* **Items from an interface collection**:
####
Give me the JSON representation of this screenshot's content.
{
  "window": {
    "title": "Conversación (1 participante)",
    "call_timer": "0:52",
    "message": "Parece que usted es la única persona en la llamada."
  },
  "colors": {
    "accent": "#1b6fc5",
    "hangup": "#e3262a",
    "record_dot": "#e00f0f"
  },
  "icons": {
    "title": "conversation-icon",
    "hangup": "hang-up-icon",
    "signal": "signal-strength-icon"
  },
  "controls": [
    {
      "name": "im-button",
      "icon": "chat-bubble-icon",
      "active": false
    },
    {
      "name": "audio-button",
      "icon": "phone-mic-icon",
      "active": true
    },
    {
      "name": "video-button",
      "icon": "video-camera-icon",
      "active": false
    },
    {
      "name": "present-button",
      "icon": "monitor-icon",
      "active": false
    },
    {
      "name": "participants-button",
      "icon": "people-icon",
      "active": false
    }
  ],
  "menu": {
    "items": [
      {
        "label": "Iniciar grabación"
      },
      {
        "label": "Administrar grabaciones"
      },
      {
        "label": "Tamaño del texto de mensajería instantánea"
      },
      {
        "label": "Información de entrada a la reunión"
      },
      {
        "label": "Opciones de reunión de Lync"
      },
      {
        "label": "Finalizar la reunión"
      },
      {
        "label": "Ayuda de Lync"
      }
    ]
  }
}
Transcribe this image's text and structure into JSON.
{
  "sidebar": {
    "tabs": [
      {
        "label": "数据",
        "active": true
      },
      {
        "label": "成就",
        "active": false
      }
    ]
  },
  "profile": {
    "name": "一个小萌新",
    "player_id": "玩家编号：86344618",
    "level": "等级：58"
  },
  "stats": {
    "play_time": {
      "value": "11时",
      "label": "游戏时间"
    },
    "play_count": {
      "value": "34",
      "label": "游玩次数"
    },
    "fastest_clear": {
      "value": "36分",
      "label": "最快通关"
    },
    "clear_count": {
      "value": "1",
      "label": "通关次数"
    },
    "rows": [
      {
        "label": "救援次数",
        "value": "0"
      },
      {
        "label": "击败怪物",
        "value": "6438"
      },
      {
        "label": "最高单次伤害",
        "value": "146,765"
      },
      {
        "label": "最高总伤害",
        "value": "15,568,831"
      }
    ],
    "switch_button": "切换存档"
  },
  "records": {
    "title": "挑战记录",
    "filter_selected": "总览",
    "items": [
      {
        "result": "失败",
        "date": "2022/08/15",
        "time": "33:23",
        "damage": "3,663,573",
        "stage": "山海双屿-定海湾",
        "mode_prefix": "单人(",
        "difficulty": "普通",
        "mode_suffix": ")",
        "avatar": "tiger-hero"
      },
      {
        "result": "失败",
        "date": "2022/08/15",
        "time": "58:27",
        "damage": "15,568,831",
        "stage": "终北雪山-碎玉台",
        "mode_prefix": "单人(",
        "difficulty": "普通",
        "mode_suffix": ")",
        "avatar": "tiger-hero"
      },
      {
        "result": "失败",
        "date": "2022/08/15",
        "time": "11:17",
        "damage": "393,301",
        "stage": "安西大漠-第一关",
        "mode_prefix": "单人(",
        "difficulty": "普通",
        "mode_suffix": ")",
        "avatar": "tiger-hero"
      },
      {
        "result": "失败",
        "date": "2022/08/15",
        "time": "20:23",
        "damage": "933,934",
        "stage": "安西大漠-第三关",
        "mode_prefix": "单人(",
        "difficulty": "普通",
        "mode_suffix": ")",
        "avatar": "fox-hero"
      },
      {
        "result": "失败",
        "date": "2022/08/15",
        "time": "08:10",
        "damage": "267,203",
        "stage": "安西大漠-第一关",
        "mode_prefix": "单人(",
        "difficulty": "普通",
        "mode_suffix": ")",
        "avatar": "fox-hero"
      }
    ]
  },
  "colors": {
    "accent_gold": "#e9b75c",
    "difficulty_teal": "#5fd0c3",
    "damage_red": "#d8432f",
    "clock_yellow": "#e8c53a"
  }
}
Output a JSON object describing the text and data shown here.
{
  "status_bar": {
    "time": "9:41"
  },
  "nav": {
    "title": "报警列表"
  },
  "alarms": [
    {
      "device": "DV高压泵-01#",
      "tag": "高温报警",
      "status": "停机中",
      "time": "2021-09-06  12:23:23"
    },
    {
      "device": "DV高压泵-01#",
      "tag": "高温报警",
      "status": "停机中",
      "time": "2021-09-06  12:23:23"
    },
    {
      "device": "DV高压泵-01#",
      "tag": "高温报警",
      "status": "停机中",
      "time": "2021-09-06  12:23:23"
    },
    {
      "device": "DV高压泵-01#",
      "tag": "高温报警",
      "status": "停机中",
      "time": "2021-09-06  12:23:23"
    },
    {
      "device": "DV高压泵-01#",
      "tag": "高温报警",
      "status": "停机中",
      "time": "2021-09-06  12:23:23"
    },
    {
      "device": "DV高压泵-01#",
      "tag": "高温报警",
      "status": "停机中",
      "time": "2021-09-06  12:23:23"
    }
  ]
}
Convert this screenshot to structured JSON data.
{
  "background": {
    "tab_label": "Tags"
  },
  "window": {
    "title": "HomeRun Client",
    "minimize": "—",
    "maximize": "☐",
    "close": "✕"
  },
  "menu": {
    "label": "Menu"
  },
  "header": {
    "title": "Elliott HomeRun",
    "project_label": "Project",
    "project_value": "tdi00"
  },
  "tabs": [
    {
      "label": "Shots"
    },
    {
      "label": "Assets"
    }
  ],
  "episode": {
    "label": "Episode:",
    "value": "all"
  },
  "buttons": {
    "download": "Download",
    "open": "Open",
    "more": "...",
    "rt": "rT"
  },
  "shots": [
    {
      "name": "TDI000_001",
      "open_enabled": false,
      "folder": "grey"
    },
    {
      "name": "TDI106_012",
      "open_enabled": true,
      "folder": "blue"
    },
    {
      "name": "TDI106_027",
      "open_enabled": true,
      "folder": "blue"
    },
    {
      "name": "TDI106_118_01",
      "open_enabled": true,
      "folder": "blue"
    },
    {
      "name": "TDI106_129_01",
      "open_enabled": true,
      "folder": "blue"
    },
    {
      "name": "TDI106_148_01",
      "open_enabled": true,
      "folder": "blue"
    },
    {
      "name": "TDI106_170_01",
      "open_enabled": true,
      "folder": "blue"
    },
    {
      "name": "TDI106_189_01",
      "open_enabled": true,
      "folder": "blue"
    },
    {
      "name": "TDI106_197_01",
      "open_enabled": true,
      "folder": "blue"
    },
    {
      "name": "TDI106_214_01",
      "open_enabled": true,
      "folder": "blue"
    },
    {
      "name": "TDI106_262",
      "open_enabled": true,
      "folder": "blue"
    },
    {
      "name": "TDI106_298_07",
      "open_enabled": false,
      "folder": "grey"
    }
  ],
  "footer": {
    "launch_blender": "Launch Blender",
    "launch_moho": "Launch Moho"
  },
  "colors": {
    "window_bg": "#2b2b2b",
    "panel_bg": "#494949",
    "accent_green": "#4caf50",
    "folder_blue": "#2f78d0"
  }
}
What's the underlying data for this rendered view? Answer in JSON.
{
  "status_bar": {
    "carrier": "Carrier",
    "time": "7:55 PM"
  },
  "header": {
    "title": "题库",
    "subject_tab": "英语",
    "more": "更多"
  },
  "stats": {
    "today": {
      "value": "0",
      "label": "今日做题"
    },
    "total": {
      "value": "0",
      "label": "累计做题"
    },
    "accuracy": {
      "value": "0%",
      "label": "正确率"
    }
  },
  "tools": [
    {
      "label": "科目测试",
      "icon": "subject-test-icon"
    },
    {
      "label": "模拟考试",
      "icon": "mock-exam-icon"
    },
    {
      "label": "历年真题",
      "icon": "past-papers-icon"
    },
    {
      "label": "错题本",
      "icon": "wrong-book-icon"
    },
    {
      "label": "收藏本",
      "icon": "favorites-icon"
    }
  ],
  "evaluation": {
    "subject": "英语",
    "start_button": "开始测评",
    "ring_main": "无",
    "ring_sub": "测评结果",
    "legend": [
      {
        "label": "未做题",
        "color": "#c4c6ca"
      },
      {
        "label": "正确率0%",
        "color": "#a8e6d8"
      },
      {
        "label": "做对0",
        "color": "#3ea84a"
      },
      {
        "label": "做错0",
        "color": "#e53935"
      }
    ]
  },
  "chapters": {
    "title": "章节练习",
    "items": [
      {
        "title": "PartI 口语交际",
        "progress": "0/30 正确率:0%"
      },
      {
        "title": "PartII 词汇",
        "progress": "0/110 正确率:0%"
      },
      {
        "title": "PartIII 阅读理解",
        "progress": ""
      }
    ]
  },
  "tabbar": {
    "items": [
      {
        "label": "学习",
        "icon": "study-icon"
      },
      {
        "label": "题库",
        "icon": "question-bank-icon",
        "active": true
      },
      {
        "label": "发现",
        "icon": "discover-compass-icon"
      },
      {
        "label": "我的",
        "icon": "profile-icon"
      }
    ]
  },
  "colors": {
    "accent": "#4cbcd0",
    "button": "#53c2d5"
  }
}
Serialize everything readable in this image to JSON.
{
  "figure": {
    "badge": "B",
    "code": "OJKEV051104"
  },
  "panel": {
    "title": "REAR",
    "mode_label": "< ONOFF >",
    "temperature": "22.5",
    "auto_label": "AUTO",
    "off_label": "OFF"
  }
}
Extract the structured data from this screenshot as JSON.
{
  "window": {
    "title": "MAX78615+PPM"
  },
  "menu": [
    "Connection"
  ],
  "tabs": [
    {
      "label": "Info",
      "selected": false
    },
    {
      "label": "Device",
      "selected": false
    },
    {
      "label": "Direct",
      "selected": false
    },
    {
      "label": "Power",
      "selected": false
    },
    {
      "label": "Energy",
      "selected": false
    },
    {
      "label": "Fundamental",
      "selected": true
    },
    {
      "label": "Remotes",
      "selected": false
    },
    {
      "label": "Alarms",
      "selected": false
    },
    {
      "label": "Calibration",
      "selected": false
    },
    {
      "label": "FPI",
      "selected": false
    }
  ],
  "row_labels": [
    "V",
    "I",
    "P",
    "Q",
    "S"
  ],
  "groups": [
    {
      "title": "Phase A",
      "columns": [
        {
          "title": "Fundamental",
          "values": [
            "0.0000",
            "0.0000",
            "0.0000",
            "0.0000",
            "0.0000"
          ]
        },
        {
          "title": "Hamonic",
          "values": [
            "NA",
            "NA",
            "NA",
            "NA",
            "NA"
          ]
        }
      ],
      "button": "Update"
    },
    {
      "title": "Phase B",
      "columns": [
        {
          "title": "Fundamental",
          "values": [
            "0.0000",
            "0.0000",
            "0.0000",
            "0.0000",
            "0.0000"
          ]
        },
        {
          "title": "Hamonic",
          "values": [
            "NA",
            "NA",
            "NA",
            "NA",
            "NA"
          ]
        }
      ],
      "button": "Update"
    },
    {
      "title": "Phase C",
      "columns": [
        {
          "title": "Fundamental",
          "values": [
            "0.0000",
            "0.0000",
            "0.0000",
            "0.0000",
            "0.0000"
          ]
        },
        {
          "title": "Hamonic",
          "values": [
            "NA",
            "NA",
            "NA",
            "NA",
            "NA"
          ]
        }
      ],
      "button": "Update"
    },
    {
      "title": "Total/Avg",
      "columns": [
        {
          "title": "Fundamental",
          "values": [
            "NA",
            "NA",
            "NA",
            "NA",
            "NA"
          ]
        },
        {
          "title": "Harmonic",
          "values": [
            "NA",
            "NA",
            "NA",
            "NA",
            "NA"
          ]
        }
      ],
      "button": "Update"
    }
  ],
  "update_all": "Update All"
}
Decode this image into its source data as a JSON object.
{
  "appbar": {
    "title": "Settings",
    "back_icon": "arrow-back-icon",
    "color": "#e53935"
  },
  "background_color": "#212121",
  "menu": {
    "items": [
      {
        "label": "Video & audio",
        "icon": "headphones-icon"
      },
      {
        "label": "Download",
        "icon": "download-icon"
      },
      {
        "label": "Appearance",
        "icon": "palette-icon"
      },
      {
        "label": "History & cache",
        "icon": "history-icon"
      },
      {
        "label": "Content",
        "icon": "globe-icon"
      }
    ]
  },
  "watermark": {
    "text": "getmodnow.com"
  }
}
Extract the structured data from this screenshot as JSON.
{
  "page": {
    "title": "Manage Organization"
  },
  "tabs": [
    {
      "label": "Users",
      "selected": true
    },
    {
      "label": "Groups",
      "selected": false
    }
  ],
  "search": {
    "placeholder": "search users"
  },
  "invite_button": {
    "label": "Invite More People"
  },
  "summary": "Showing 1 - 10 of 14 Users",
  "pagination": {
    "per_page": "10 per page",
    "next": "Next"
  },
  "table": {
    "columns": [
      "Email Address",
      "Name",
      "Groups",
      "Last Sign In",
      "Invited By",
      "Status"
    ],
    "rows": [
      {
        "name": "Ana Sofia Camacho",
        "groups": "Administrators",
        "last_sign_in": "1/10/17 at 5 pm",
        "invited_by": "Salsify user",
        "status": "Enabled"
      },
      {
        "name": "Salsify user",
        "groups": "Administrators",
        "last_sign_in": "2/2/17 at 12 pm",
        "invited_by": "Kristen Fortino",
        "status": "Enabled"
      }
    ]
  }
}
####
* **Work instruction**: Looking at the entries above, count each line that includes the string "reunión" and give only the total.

* **Result below**: 3